The book has several poems, such as ‘Es ist Unsinn sagt die Vernunft‘ and a folk tale ‘the story of Undine’ at its centre. But in particular, the beautiful ‘Die Winterreise‘, (The winter Voyage) by Wilhelm Müller, put to music by Franz Schubert, which includes the title of the book and which slowly distills several lines about love coming and going.

-Die Liebe liebt das Wandern
Gott hat sie so gemacht
Von einem zu dem andern.
Fein Liebchen, gute Nacht

-Love loves to wander
God made it so
From one to another
Tender love, goodnight***

After this first love, the following loves arrive for many reasons including opportunity and infatuation, but the main reason for love going seems to be betrayal, for example from Petrus with her best friend or from the narrator herself with Phillip who then became her husband. Death is also seen as a betrayal, such as the narrator with her unborn child or her brother dying of cancer.

Following the discovery of Petrus’ death, the narrator takes us through a year of her life as she writes this book about her past intermingled with the drama unfolding around her, at first there are hints such as during the chapter on Jacob, she says:

-my husband gave me a long sweet tasting kiss, in the very moment I realised this he pulled back and looked at his cell phone screen and said: Just a second I have to take this I’ll only be a moment- and dissapeared around the corner into his room***

We then discover in a chapter about Nathanael, that her husband Philip has stolen all of their money, even his son’s savings and dilapidated it on gambling, he finds himself in a clinic whilst she is on a surreal outing with her closest friend Nathanael, looking for an ash tree. The shear size of the financial betrayal is brought home to her during a chapter on Simon, as she is aggressed in the street by “Creditor number 17”, a neighbour who had lent Phillip 3000 Euros.

As the narrator goes back to her home town on a whim, we finally revisit the original betrayal by Petrus and understand why the narrator, twenty years later cannot forgive and forget as she is faced with the choice of going back to her husband or to continue ‘wandering’.

First published in German as Eins Im Andern by Literaturverlag Droschl in 2015
*** my translation

Monique Schwitter ‘Goldfish Memories’

Monique Switter made it onto the Buch Preis long list with ‘Eins im Andern’ this year which I will try to finish for German Lit Month, so in the mean time to get acquainted with her I have read Goldfish Memories, a series of short stories first published as ‘Goldfischgedächtnis’ in 2011.


This collection of stories, whether from the title story ‘Goldfish Memories’ dealing with having a drunken father or the excellent ‘The Pit’ dealing with an ageing actress who had memorised, unable to forget, so many roles and now due to ill health finds her memories being erased, or from ‘A Tendency Towards Nothing’ with a random meeting leading to monthly silent gambling outings  is faithful to its title Goldfish Memories, stories that are a collection of jerky sound bites as if rediscovering the world at each tour of the bowl.

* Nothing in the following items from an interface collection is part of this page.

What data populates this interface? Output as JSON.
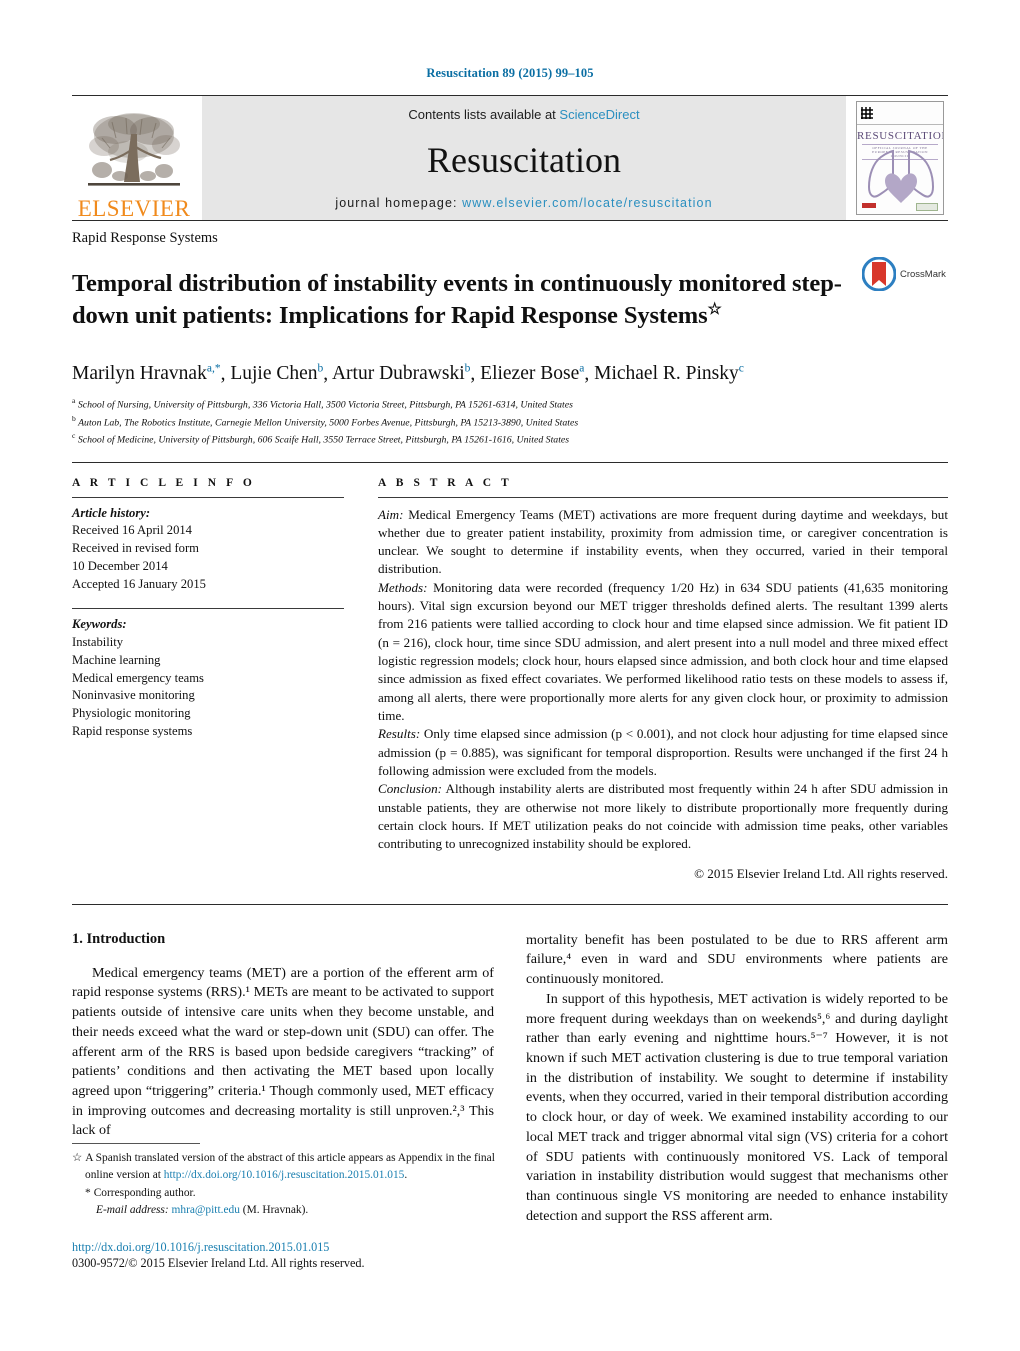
{
  "running_head": "Resuscitation 89 (2015) 99–105",
  "masthead": {
    "publisher_name": "ELSEVIER",
    "contents_prefix": "Contents lists available at ",
    "contents_link": "ScienceDirect",
    "journal_name": "Resuscitation",
    "homepage_prefix": "journal homepage: ",
    "homepage_url": "www.elsevier.com/locate/resuscitation",
    "cover_title": "RESUSCITATION",
    "cover_subtitle": "OFFICIAL JOURNAL OF THE EUROPEAN RESUSCITATION COUNCIL"
  },
  "article": {
    "section_kicker": "Rapid Response Systems",
    "title": "Temporal distribution of instability events in continuously monitored step-down unit patients: Implications for Rapid Response Systems",
    "title_marker": "☆",
    "crossmark_label": "CrossMark",
    "authors": [
      {
        "name": "Marilyn Hravnak",
        "sup": "a,*"
      },
      {
        "name": "Lujie Chen",
        "sup": "b"
      },
      {
        "name": "Artur Dubrawski",
        "sup": "b"
      },
      {
        "name": "Eliezer Bose",
        "sup": "a"
      },
      {
        "name": "Michael R. Pinsky",
        "sup": "c"
      }
    ],
    "affiliations": [
      {
        "sup": "a",
        "text": "School of Nursing, University of Pittsburgh, 336 Victoria Hall, 3500 Victoria Street, Pittsburgh, PA 15261-6314, United States"
      },
      {
        "sup": "b",
        "text": "Auton Lab, The Robotics Institute, Carnegie Mellon University, 5000 Forbes Avenue, Pittsburgh, PA 15213-3890, United States"
      },
      {
        "sup": "c",
        "text": "School of Medicine, University of Pittsburgh, 606 Scaife Hall, 3550 Terrace Street, Pittsburgh, PA 15261-1616, United States"
      }
    ]
  },
  "article_info": {
    "heading": "A R T I C L E   I N F O",
    "history_label": "Article history:",
    "history": [
      "Received 16 April 2014",
      "Received in revised form",
      "10 December 2014",
      "Accepted 16 January 2015"
    ],
    "keywords_label": "Keywords:",
    "keywords": [
      "Instability",
      "Machine learning",
      "Medical emergency teams",
      "Noninvasive monitoring",
      "Physiologic monitoring",
      "Rapid response systems"
    ]
  },
  "abstract": {
    "heading": "A B S T R A C T",
    "sections": [
      {
        "label": "Aim:",
        "text": " Medical Emergency Teams (MET) activations are more frequent during daytime and weekdays, but whether due to greater patient instability, proximity from admission time, or caregiver concentration is unclear. We sought to determine if instability events, when they occurred, varied in their temporal distribution."
      },
      {
        "label": "Methods:",
        "text": " Monitoring data were recorded (frequency 1/20 Hz) in 634 SDU patients (41,635 monitoring hours). Vital sign excursion beyond our MET trigger thresholds defined alerts. The resultant 1399 alerts from 216 patients were tallied according to clock hour and time elapsed since admission. We fit patient ID (n = 216), clock hour, time since SDU admission, and alert present into a null model and three mixed effect logistic regression models; clock hour, hours elapsed since admission, and both clock hour and time elapsed since admission as fixed effect covariates. We performed likelihood ratio tests on these models to assess if, among all alerts, there were proportionally more alerts for any given clock hour, or proximity to admission time."
      },
      {
        "label": "Results:",
        "text": " Only time elapsed since admission (p < 0.001), and not clock hour adjusting for time elapsed since admission (p = 0.885), was significant for temporal disproportion. Results were unchanged if the first 24 h following admission were excluded from the models."
      },
      {
        "label": "Conclusion:",
        "text": " Although instability alerts are distributed most frequently within 24 h after SDU admission in unstable patients, they are otherwise not more likely to distribute proportionally more frequently during certain clock hours. If MET utilization peaks do not coincide with admission time peaks, other variables contributing to unrecognized instability should be explored."
      }
    ],
    "copyright": "© 2015 Elsevier Ireland Ltd. All rights reserved."
  },
  "introduction": {
    "heading": "1.  Introduction",
    "left_paragraphs": [
      "Medical emergency teams (MET) are a portion of the efferent arm of rapid response systems (RRS).¹ METs are meant to be activated to support patients outside of intensive care units when they become unstable, and their needs exceed what the ward or step-down unit (SDU) can offer. The afferent arm of the RRS is based upon bedside caregivers “tracking” of patients’ conditions and then activating the MET based upon locally agreed upon “triggering” criteria.¹ Though commonly used, MET efficacy in improving outcomes and decreasing mortality is still unproven.²,³ This lack of"
    ],
    "right_paragraphs": [
      "mortality benefit has been postulated to be due to RRS afferent arm failure,⁴ even in ward and SDU environments where patients are continuously monitored.",
      "In support of this hypothesis, MET activation is widely reported to be more frequent during weekdays than on weekends⁵,⁶ and during daylight rather than early evening and nighttime hours.⁵⁻⁷ However, it is not known if such MET activation clustering is due to true temporal variation in the distribution of instability. We sought to determine if instability events, when they occurred, varied in their temporal distribution according to clock hour, or day of week. We examined instability according to our local MET track and trigger abnormal vital sign (VS) criteria for a cohort of SDU patients with continuously monitored VS. Lack of temporal variation in instability distribution would suggest that mechanisms other than continuous single VS monitoring are needed to enhance instability detection and support the RSS afferent arm."
    ]
  },
  "footnotes": {
    "star_symbol": "☆",
    "appendix_note_part1": "A Spanish translated version of the abstract of this article appears as Appendix in the final online version at ",
    "appendix_note_link": "http://dx.doi.org/10.1016/j.resuscitation.2015.01.015",
    "appendix_note_end": ".",
    "corresponding_symbol": "*",
    "corresponding_label": "Corresponding author.",
    "email_label": "E-mail address:",
    "email_link": "mhra@pitt.edu",
    "email_owner": "(M. Hravnak).",
    "doi": "http://dx.doi.org/10.1016/j.resuscitation.2015.01.015",
    "issn_line": "0300-9572/© 2015 Elsevier Ireland Ltd. All rights reserved."
  },
  "colors": {
    "link_blue": "#1a7fb0",
    "running_head_blue": "#0a6ea3",
    "elsevier_orange": "#f08a1c",
    "masthead_grey": "#e6e6e6",
    "cover_purple": "#5b4a77"
  }
}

A theme running through the book, again a part of a goldfish memory, is a study of nothingness: in ‘The Pitt’ the actress finally remembers a line:

-But whate’er I be, Nor I nor any man that but man is With nothing shall be pleased, till he be eased With being nothing.

In ‘A Tendency Towards Nothing’ the title is illustrated by Döblin ‘Nothingness is the material which holds, and does not hold, the things of this world in balance.’ In ‘Haiku and Horror’ this discussion between the journalist and the writer illustrates this theme:

-What are you reading at the moment?
-Nothing. I watch films.
-You’re not reading anything?
-Nothing of consequence.
-That makes me curious!’

The words nothing or nothingness are ever present (74 times throughout the volume).

The staccato rhythm given to these stories by the writing method, where often the protagonists are the goldfish but where it is the reader who is mostly given the impression that he rediscovers something about the story with each ‘sound bite’, enhances the interest and makes this volume of short stories a compelling read.

First published in German as Goldfischgedächtnis by Literaturverlag Droschl in 2011
Translated into English by Eluned Gramich and published by Parthian in 2015